### One Last Gem

For the last several months our monthly Checker School columns have been featuring "gem" problems. Whether or not they were all truly "gems" is for you, our reader, to decide, but we have one last entry in the current series to present to you today. It's by S. J. Pickering and apparently first made its appearance in the old (and excellent) checker magazine Elam's Checker Board.

BLACK

WHITE
White to Play and Win

W:WK8,15,22,K26:B1,7,20,K27

White has two kings to Black's one and has a centralized position. Should be easy, shouldn't it? But checkers is subtle and complex, and the win may not be so simple.

Does this one sparkle for you? Can you appreciate its facets? See if you can solve it and then let your mouse shine on Read More to see the solution and notes.

Solution

The published solution (with original lettered notes) indeed puts the problem into the gem category, and also represents play most likely to be taken by human competitors.

22-18---A 7-10 ---1 15x6 1x10 8-12---3 20-24---B 26-31 27-23 18-15 10x19 12-16 24-28 31-27 23x32 16x23 White Wins---2

A---Compare Wyllie's Black on 4, 12, 24; king 23; W. 11, 20, 31; king 7---W. to play and win---Lyman's Problems. See p. 17, "Familiar Themes."

B---27-31, 26-23, 20-24, 23-27, 24-28---C, 27-32, 31-26, 12-16, 26-31, 16-19, 31-26, 19-24, W. wins---Several, E.C.B.

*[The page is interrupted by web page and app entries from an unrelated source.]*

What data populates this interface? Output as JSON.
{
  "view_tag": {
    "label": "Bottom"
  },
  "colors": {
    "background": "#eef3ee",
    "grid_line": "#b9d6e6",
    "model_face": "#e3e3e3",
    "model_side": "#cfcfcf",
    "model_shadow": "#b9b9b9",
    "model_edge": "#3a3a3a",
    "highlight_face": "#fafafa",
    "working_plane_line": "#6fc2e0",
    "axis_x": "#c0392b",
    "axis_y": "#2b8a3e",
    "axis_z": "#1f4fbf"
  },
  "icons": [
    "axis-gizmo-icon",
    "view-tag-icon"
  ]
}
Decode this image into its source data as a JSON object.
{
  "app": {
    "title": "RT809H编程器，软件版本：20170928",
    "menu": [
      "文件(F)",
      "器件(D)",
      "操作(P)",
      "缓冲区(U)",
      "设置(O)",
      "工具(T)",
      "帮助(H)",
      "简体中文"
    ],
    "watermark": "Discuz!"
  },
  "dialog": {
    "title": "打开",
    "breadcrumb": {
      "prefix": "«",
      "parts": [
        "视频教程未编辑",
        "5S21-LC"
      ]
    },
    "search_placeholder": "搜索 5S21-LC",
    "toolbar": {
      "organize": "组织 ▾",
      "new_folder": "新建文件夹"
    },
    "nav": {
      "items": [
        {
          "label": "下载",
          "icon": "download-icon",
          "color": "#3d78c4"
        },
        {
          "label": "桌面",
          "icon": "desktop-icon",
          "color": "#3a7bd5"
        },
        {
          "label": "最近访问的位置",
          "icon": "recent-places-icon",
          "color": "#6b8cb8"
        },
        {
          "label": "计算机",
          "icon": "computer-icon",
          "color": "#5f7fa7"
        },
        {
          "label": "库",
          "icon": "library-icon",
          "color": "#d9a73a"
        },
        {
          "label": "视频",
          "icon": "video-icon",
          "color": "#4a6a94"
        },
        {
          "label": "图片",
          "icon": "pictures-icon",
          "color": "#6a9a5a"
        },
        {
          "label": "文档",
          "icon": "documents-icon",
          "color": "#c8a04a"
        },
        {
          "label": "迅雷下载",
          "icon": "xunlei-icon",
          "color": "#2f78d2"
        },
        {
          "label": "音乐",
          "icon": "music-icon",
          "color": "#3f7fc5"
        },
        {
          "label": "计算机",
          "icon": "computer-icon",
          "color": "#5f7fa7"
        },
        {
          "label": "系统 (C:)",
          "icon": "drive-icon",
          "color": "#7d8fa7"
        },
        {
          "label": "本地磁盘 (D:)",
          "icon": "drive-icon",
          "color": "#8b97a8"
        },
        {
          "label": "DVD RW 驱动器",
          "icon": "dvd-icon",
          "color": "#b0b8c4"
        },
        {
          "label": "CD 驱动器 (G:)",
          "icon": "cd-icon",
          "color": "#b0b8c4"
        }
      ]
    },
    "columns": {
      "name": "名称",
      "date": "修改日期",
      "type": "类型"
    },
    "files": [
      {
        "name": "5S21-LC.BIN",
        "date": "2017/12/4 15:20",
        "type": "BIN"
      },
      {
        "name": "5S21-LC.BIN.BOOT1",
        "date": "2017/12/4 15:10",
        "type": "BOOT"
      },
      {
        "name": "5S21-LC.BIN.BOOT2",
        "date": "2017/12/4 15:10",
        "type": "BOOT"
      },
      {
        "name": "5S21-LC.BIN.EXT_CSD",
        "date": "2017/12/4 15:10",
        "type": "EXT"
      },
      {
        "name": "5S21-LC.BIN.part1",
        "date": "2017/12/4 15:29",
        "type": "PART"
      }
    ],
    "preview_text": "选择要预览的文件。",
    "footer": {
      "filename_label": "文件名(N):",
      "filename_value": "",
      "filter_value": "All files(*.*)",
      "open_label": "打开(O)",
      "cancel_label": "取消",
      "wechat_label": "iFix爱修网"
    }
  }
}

C---31-26, 27-20, 26-23, 18-15, 10-19, 12-16, or 20-16, W. wins, Several, E.C.B.

1---Getting his man out of trouble by swapping it off.

2---A very ingenious win.

3---Correspondent Bill Salot points out an alternative win with 26-23 10-14 *23 32 14-23 *32-28 23-26 8-3 or 8-11. White Wins.

The computer solution differs but is still clever.

8-12 27-32 22-18 7-10---3 15x6 1x10 12-16 20-24 26-31 32-28 16-19 White Wins. Black must lose a piece.

3---1-6 18-14 32-27 26-22 27-32 15-11 7x16 12x19 32-27 22-18 27-32 18-23 32-28 23-27 28-32 19-23 32-28 27-32 20-24 23-18 White Wins.

10/12/19 - Category: Books - Printer friendly version